-- Input data follows --

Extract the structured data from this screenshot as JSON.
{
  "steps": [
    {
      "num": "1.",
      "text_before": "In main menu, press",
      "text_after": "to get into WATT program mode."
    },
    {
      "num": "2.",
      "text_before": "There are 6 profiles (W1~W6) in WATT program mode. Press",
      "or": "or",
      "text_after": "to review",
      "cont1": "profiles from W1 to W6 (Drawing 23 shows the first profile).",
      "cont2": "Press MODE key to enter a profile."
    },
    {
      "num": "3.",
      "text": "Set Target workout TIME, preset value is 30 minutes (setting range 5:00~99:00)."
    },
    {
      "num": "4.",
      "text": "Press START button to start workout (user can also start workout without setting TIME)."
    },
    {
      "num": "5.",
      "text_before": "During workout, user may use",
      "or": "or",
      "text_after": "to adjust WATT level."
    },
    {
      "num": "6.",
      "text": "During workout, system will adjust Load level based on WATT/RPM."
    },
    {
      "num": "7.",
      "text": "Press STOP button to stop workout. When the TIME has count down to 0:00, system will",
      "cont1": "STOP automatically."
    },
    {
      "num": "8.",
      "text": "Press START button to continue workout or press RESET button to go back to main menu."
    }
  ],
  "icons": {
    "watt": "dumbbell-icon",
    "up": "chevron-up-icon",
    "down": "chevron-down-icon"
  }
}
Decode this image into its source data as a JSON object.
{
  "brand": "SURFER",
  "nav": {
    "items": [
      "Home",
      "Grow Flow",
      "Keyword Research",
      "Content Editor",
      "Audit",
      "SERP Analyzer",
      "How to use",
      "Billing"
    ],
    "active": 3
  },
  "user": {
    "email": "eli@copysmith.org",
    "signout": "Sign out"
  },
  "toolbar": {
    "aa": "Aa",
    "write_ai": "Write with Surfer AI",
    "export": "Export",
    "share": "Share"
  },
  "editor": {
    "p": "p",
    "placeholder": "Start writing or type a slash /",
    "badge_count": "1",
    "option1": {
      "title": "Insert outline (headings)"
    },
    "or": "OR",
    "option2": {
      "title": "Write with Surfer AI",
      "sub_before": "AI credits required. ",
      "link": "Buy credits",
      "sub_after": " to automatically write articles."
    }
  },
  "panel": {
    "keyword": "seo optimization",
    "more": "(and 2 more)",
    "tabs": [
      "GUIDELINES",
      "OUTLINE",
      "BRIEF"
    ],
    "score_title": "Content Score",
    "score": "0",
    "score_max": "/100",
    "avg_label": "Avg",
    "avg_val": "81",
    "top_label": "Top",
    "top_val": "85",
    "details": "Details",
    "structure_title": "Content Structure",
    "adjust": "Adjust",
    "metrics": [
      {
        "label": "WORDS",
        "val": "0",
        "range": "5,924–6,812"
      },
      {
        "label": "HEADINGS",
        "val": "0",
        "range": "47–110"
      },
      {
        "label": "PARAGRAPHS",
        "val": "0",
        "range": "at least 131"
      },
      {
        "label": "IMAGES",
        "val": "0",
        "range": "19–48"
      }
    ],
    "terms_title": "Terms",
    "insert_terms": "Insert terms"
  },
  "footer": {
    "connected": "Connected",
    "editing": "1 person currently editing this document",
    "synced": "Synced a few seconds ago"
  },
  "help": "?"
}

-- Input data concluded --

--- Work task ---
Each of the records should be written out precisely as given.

--- Solution to this task ---
Extract the structured data from this screenshot as JSON.
{
  "steps": [
    {
      "num": "1.",
      "text_before": "In main menu, press",
      "text_after": "to get into WATT program mode."
    },
    {
      "num": "2.",
      "text_before": "There are 6 profiles (W1~W6) in WATT program mode. Press",
      "or": "or",
      "text_after": "to review",
      "cont1": "profiles from W1 to W6 (Drawing 23 shows the first profile).",
      "cont2": "Press MODE key to enter a profile."
    },
    {
      "num": "3.",
      "text": "Set Target workout TIME, preset value is 30 minutes (setting range 5:00~99:00)."
    },
    {
      "num": "4.",
      "text": "Press START button to start workout (user can also start workout without setting TIME)."
    },
    {
      "num": "5.",
      "text_before": "During workout, user may use",
      "or": "or",
      "text_after": "to adjust WATT level."
    },
    {
      "num": "6.",
      "text": "During workout, system will adjust Load level based on WATT/RPM."
    },
    {
      "num": "7.",
      "text": "Press STOP button to stop workout. When the TIME has count down to 0:00, system will",
      "cont1": "STOP automatically."
    },
    {
      "num": "8.",
      "text": "Press START button to continue workout or press RESET button to go back to main menu."
    }
  ],
  "icons": {
    "watt": "dumbbell-icon",
    "up": "chevron-up-icon",
    "down": "chevron-down-icon"
  }
}
Decode this image into its source data as a JSON object.
{
  "brand": "SURFER",
  "nav": {
    "items": [
      "Home",
      "Grow Flow",
      "Keyword Research",
      "Content Editor",
      "Audit",
      "SERP Analyzer",
      "How to use",
      "Billing"
    ],
    "active": 3
  },
  "user": {
    "email": "eli@copysmith.org",
    "signout": "Sign out"
  },
  "toolbar": {
    "aa": "Aa",
    "write_ai": "Write with Surfer AI",
    "export": "Export",
    "share": "Share"
  },
  "editor": {
    "p": "p",
    "placeholder": "Start writing or type a slash /",
    "badge_count": "1",
    "option1": {
      "title": "Insert outline (headings)"
    },
    "or": "OR",
    "option2": {
      "title": "Write with Surfer AI",
      "sub_before": "AI credits required. ",
      "link": "Buy credits",
      "sub_after": " to automatically write articles."
    }
  },
  "panel": {
    "keyword": "seo optimization",
    "more": "(and 2 more)",
    "tabs": [
      "GUIDELINES",
      "OUTLINE",
      "BRIEF"
    ],
    "score_title": "Content Score",
    "score": "0",
    "score_max": "/100",
    "avg_label": "Avg",
    "avg_val": "81",
    "top_label": "Top",
    "top_val": "85",
    "details": "Details",
    "structure_title": "Content Structure",
    "adjust": "Adjust",
    "metrics": [
      {
        "label": "WORDS",
        "val": "0",
        "range": "5,924–6,812"
      },
      {
        "label": "HEADINGS",
        "val": "0",
        "range": "47–110"
      },
      {
        "label": "PARAGRAPHS",
        "val": "0",
        "range": "at least 131"
      },
      {
        "label": "IMAGES",
        "val": "0",
        "range": "19–48"
      }
    ],
    "terms_title": "Terms",
    "insert_terms": "Insert terms"
  },
  "footer": {
    "connected": "Connected",
    "editing": "1 person currently editing this document",
    "synced": "Synced a few seconds ago"
  },
  "help": "?"
}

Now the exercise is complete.